Jubilee Relief of Ramesses II
- New Kingdom, Ramesside
- Dynasty 19
- reign of Ramesses II
- ca. 1279–1213 B.C.
- From Egypt, Fayum Entrance Area, Herakleopolis (Ihnasya el-Medina), Temple of Ramesses II, EEF excavations 1903-1904
- H. 109.2 (43 in); w. 109.2 cm (43 in.)
- Credit Line:
- Gift of Egypt Exploration Fund, 1905
- Accession Number:
This deeply carved relief of Ramesses II shows the king wearing the red crown of Lower Egypt and seated within a shrine, the roof of which is decorated with uraei. It was part of a scene showing the king celebrating one of the sed festivals, or jubilees, of his long reign. Ramesses II, known as Ramesses the Great, ruled for sixty-six years and had an enormous impact both in Egypt and abroad. In his military campaigns, he confronted the expanding empire of the Hittites and eventually secured a treaty with them and married two Hittite princesses. He extended his rule far into Nubia, as the building of his huge rock-cut temple at Abu Simbel testifies. He built monuments as far north as Byblos in modern-day Lebanon and as far south as Jebel Barkal in the Sudan. He established a new capital at Piramesse in the eastern Delta.

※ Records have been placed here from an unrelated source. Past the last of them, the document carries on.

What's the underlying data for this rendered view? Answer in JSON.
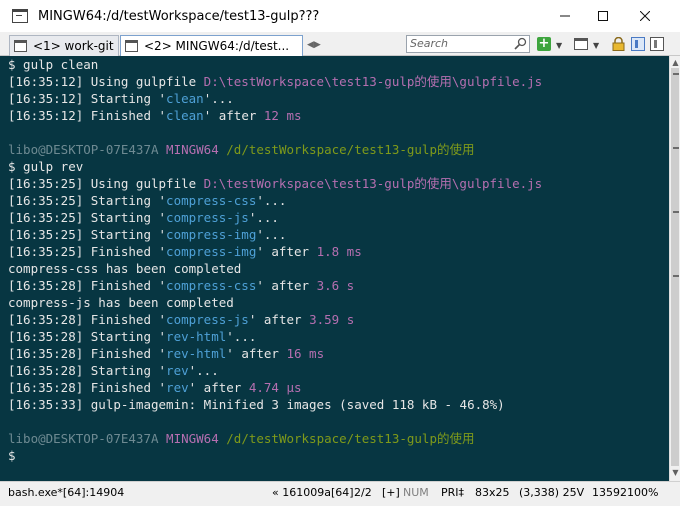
{
  "window": {
    "title": "MINGW64:/d/testWorkspace/test13-gulp???"
  },
  "tabs": [
    {
      "label": "<1> work-git"
    },
    {
      "label": "<2>  MINGW64:/d/test..."
    }
  ],
  "search": {
    "placeholder": "Search"
  },
  "toolbar": {
    "add_label": "+"
  },
  "console": {
    "lines": [
      [
        {
          "t": "$ gulp clean",
          "c": "w"
        }
      ],
      [
        {
          "t": "[16:35:12] Using gulpfile ",
          "c": "w"
        },
        {
          "t": "D:\\testWorkspace\\test13-gulp的使用\\gulpfile.js",
          "c": "p"
        }
      ],
      [
        {
          "t": "[16:35:12] Starting '",
          "c": "w"
        },
        {
          "t": "clean",
          "c": "b"
        },
        {
          "t": "'...",
          "c": "w"
        }
      ],
      [
        {
          "t": "[16:35:12] Finished '",
          "c": "w"
        },
        {
          "t": "clean",
          "c": "b"
        },
        {
          "t": "' after ",
          "c": "w"
        },
        {
          "t": "12 ms",
          "c": "p"
        }
      ],
      [],
      [
        {
          "t": "libo@DESKTOP-07E437A ",
          "c": "gr"
        },
        {
          "t": "MINGW64 ",
          "c": "p"
        },
        {
          "t": "/d/testWorkspace/test13-gulp的使用",
          "c": "g"
        }
      ],
      [
        {
          "t": "$ gulp rev",
          "c": "w"
        }
      ],
      [
        {
          "t": "[16:35:25] Using gulpfile ",
          "c": "w"
        },
        {
          "t": "D:\\testWorkspace\\test13-gulp的使用\\gulpfile.js",
          "c": "p"
        }
      ],
      [
        {
          "t": "[16:35:25] Starting '",
          "c": "w"
        },
        {
          "t": "compress-css",
          "c": "b"
        },
        {
          "t": "'...",
          "c": "w"
        }
      ],
      [
        {
          "t": "[16:35:25] Starting '",
          "c": "w"
        },
        {
          "t": "compress-js",
          "c": "b"
        },
        {
          "t": "'...",
          "c": "w"
        }
      ],
      [
        {
          "t": "[16:35:25] Starting '",
          "c": "w"
        },
        {
          "t": "compress-img",
          "c": "b"
        },
        {
          "t": "'...",
          "c": "w"
        }
      ],
      [
        {
          "t": "[16:35:25] Finished '",
          "c": "w"
        },
        {
          "t": "compress-img",
          "c": "b"
        },
        {
          "t": "' after ",
          "c": "w"
        },
        {
          "t": "1.8 ms",
          "c": "p"
        }
      ],
      [
        {
          "t": "compress-css has been completed",
          "c": "w"
        }
      ],
      [
        {
          "t": "[16:35:28] Finished '",
          "c": "w"
        },
        {
          "t": "compress-css",
          "c": "b"
        },
        {
          "t": "' after ",
          "c": "w"
        },
        {
          "t": "3.6 s",
          "c": "p"
        }
      ],
      [
        {
          "t": "compress-js has been completed",
          "c": "w"
        }
      ],
      [
        {
          "t": "[16:35:28] Finished '",
          "c": "w"
        },
        {
          "t": "compress-js",
          "c": "b"
        },
        {
          "t": "' after ",
          "c": "w"
        },
        {
          "t": "3.59 s",
          "c": "p"
        }
      ],
      [
        {
          "t": "[16:35:28] Starting '",
          "c": "w"
        },
        {
          "t": "rev-html",
          "c": "b"
        },
        {
          "t": "'...",
          "c": "w"
        }
      ],
      [
        {
          "t": "[16:35:28] Finished '",
          "c": "w"
        },
        {
          "t": "rev-html",
          "c": "b"
        },
        {
          "t": "' after ",
          "c": "w"
        },
        {
          "t": "16 ms",
          "c": "p"
        }
      ],
      [
        {
          "t": "[16:35:28] Starting '",
          "c": "w"
        },
        {
          "t": "rev",
          "c": "b"
        },
        {
          "t": "'...",
          "c": "w"
        }
      ],
      [
        {
          "t": "[16:35:28] Finished '",
          "c": "w"
        },
        {
          "t": "rev",
          "c": "b"
        },
        {
          "t": "' after ",
          "c": "w"
        },
        {
          "t": "4.74 μs",
          "c": "p"
        }
      ],
      [
        {
          "t": "[16:35:33] gulp-imagemin: Minified 3 images ",
          "c": "w"
        },
        {
          "t": "(saved 118 kB - 46.8%)",
          "c": "w"
        }
      ],
      [],
      [
        {
          "t": "libo@DESKTOP-07E437A ",
          "c": "gr"
        },
        {
          "t": "MINGW64 ",
          "c": "p"
        },
        {
          "t": "/d/testWorkspace/test13-gulp的使用",
          "c": "g"
        }
      ],
      [
        {
          "t": "$",
          "c": "w"
        }
      ]
    ]
  },
  "statusbar": {
    "process": "bash.exe*[64]:14904",
    "build": "« 161009a[64]",
    "console_index": "2/2",
    "insert": "[+]",
    "num": "NUM",
    "pri": "PRI‡",
    "size": "83x25",
    "cursor": "(3,338) 25V",
    "pid": "13592",
    "zoom": "100%"
  },
  "colors": {
    "console_bg": "#073642",
    "text": "#e6e6e6",
    "purple": "#b56fb0",
    "blue": "#4ea0d6",
    "green": "#7f9a1a",
    "grey": "#6e8a92"
  }
}
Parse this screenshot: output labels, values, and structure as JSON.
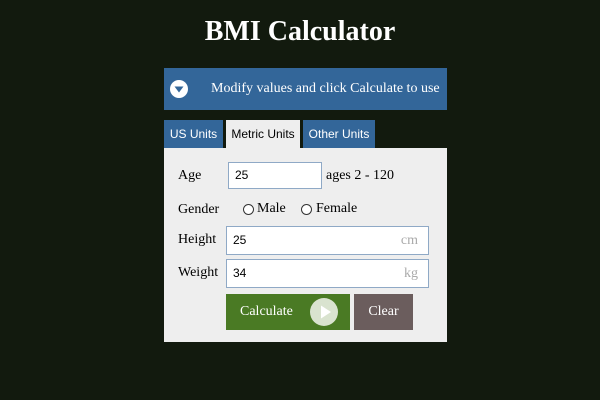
{
  "header": {
    "title": "BMI Calculator"
  },
  "banner": {
    "text": "Modify values and click Calculate to use",
    "icon": "chevron-down-circle-icon"
  },
  "tabs": [
    {
      "label": "US Units",
      "active": false
    },
    {
      "label": "Metric Units",
      "active": true
    },
    {
      "label": "Other Units",
      "active": false
    }
  ],
  "form": {
    "age": {
      "label": "Age",
      "value": "25",
      "hint": "ages 2 - 120"
    },
    "gender": {
      "label": "Gender",
      "options": [
        "Male",
        "Female"
      ],
      "selected": null
    },
    "height": {
      "label": "Height",
      "value": "25",
      "unit": "cm"
    },
    "weight": {
      "label": "Weight",
      "value": "34",
      "unit": "kg"
    }
  },
  "buttons": {
    "calculate": "Calculate",
    "clear": "Clear"
  },
  "colors": {
    "background": "#121a0e",
    "accent": "#336699",
    "panel": "#eeeeee",
    "calculate": "#4a7a24",
    "clear": "#6b5d5d"
  }
}
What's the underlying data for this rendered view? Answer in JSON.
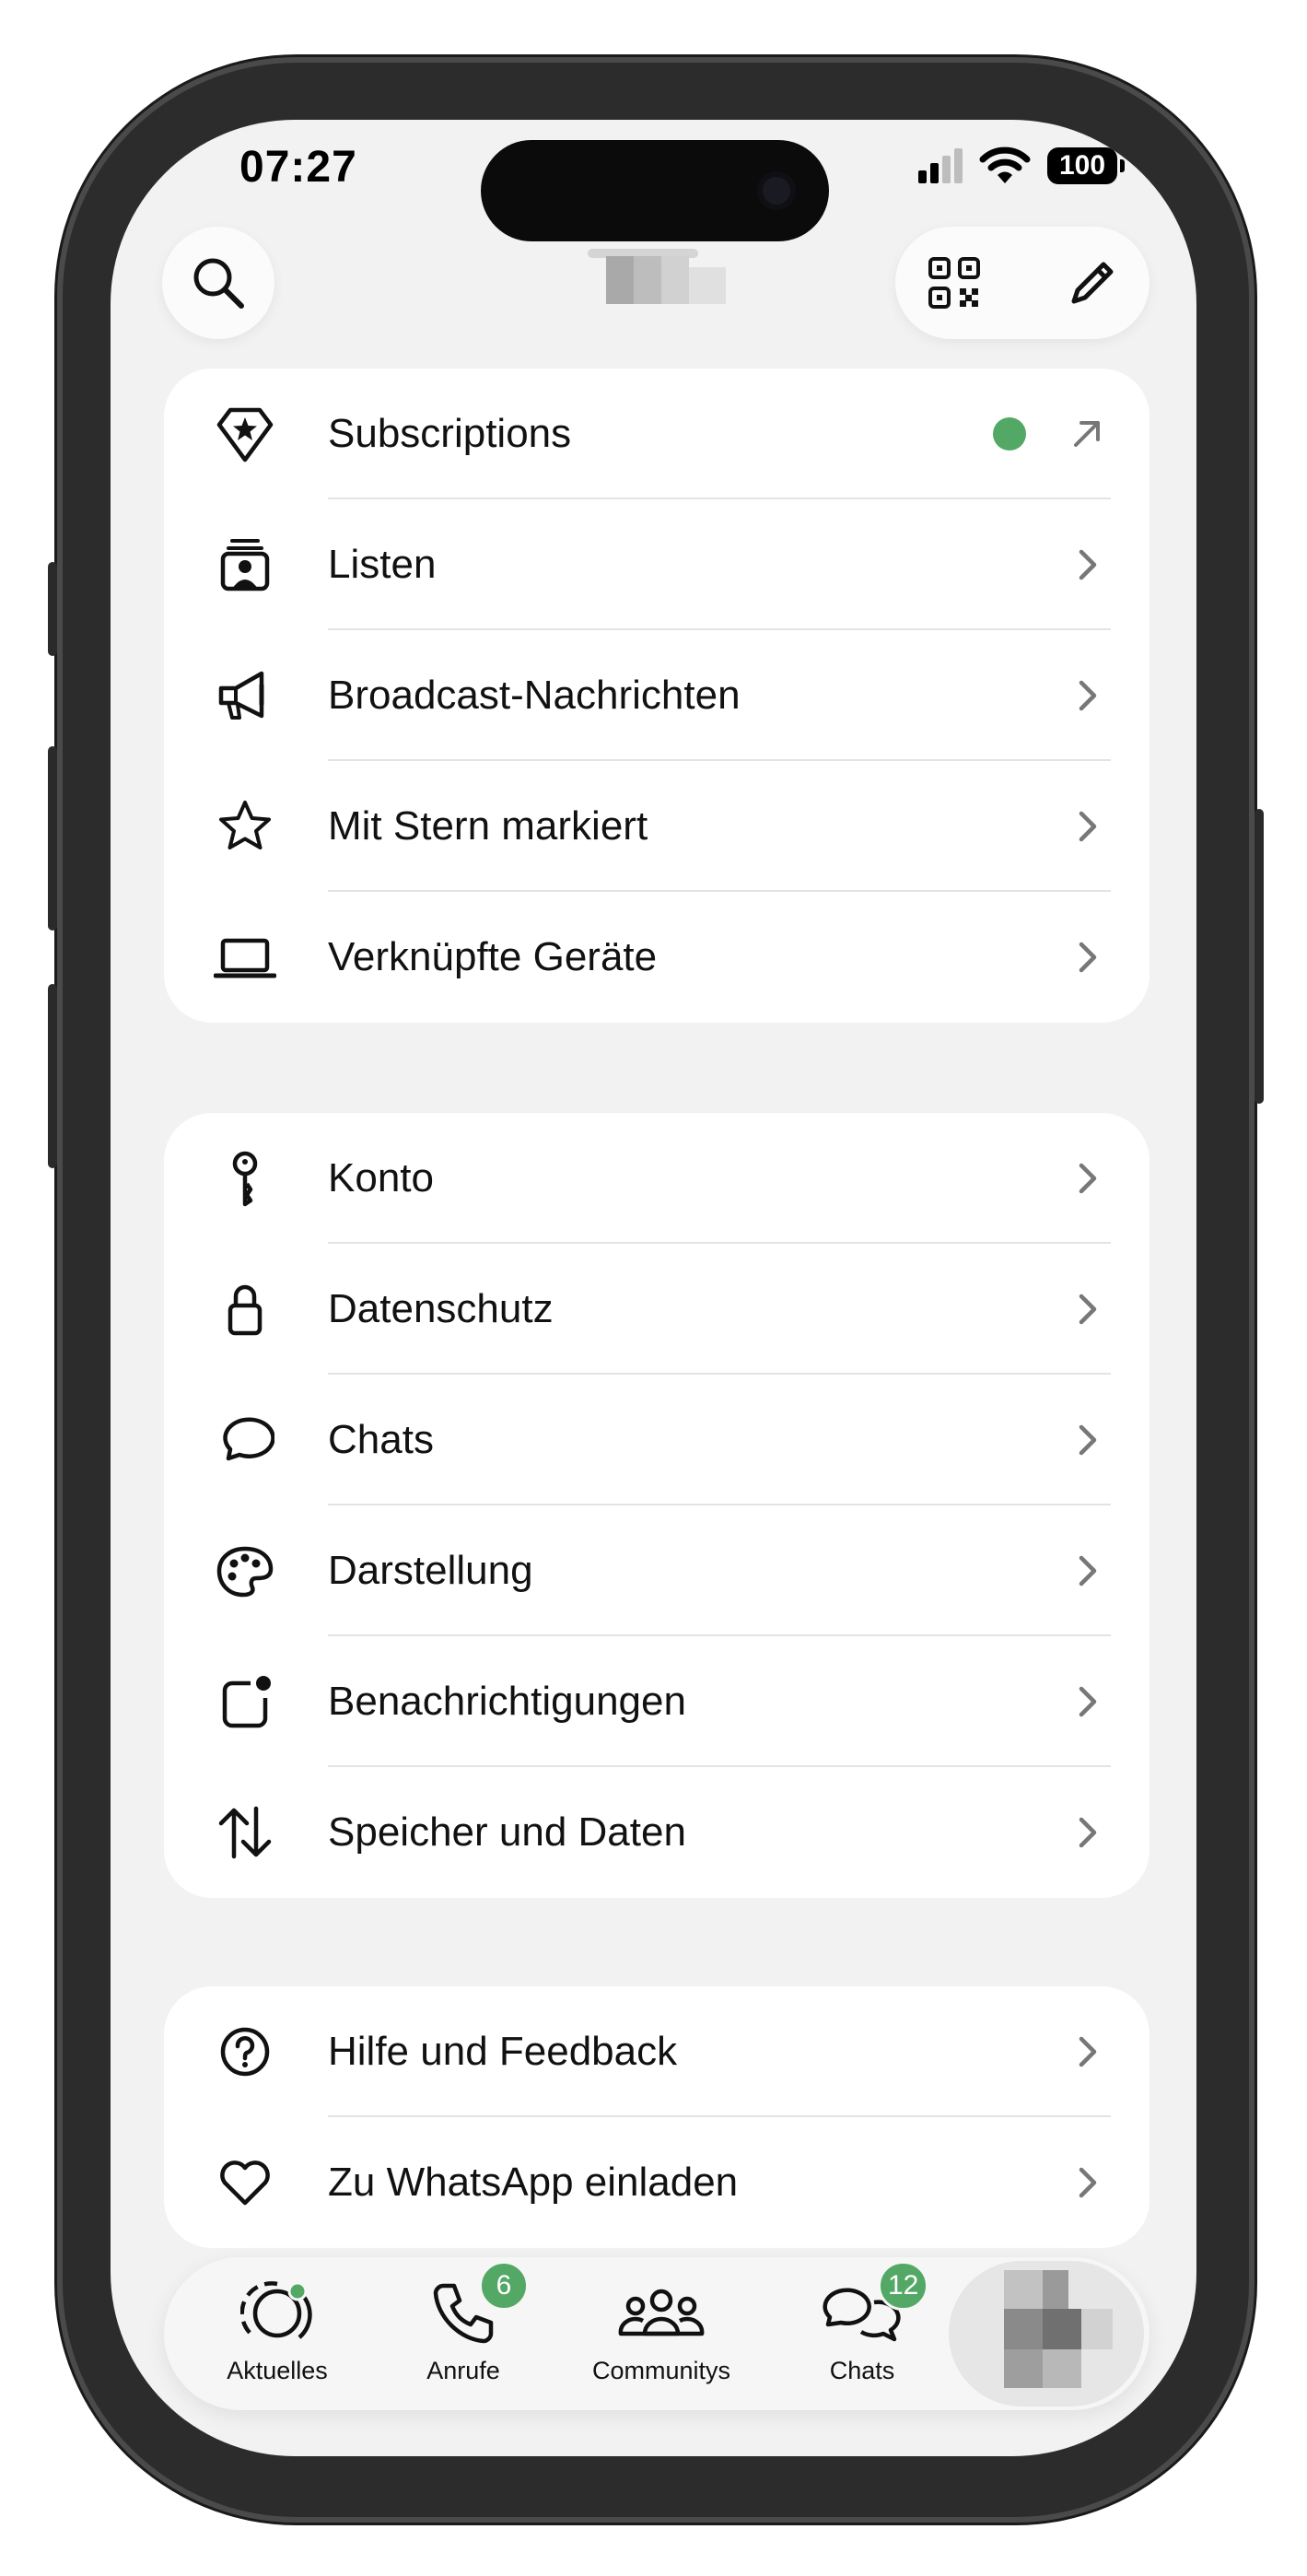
{
  "status_bar": {
    "time": "07:27",
    "battery": "100"
  },
  "header": {
    "search_icon": "search-icon",
    "qr_icon": "qr-code-icon",
    "edit_icon": "pencil-icon"
  },
  "section_1": [
    {
      "label": "Subscriptions",
      "icon": "diamond-star-icon",
      "trailing": "external-link-arrow",
      "status_dot_color": "#54a866"
    },
    {
      "label": "Listen",
      "icon": "contact-list-icon"
    },
    {
      "label": "Broadcast-Nachrichten",
      "icon": "megaphone-icon"
    },
    {
      "label": "Mit Stern markiert",
      "icon": "star-icon"
    },
    {
      "label": "Verknüpfte Geräte",
      "icon": "laptop-icon"
    }
  ],
  "section_2": [
    {
      "label": "Konto",
      "icon": "key-icon"
    },
    {
      "label": "Datenschutz",
      "icon": "lock-icon"
    },
    {
      "label": "Chats",
      "icon": "chat-bubble-icon"
    },
    {
      "label": "Darstellung",
      "icon": "palette-icon"
    },
    {
      "label": "Benachrichtigungen",
      "icon": "notification-icon"
    },
    {
      "label": "Speicher und Daten",
      "icon": "arrows-updown-icon"
    }
  ],
  "section_3": [
    {
      "label": "Hilfe und Feedback",
      "icon": "help-circle-icon"
    },
    {
      "label": "Zu WhatsApp einladen",
      "icon": "heart-icon"
    }
  ],
  "tabbar": {
    "tabs": [
      {
        "label": "Aktuelles",
        "icon": "status-icon"
      },
      {
        "label": "Anrufe",
        "icon": "phone-icon",
        "badge": "6"
      },
      {
        "label": "Communitys",
        "icon": "communities-icon"
      },
      {
        "label": "Chats",
        "icon": "chats-icon",
        "badge": "12"
      }
    ]
  },
  "colors": {
    "accent_green": "#54a866",
    "background": "#f2f2f2",
    "card": "#ffffff"
  }
}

This relief was found by Flinders Petrie in a temple that Ramesses II built at Heracleopolis, in the northern part of Egypt near the Faiyum and dedicated to the local god Harsaphes.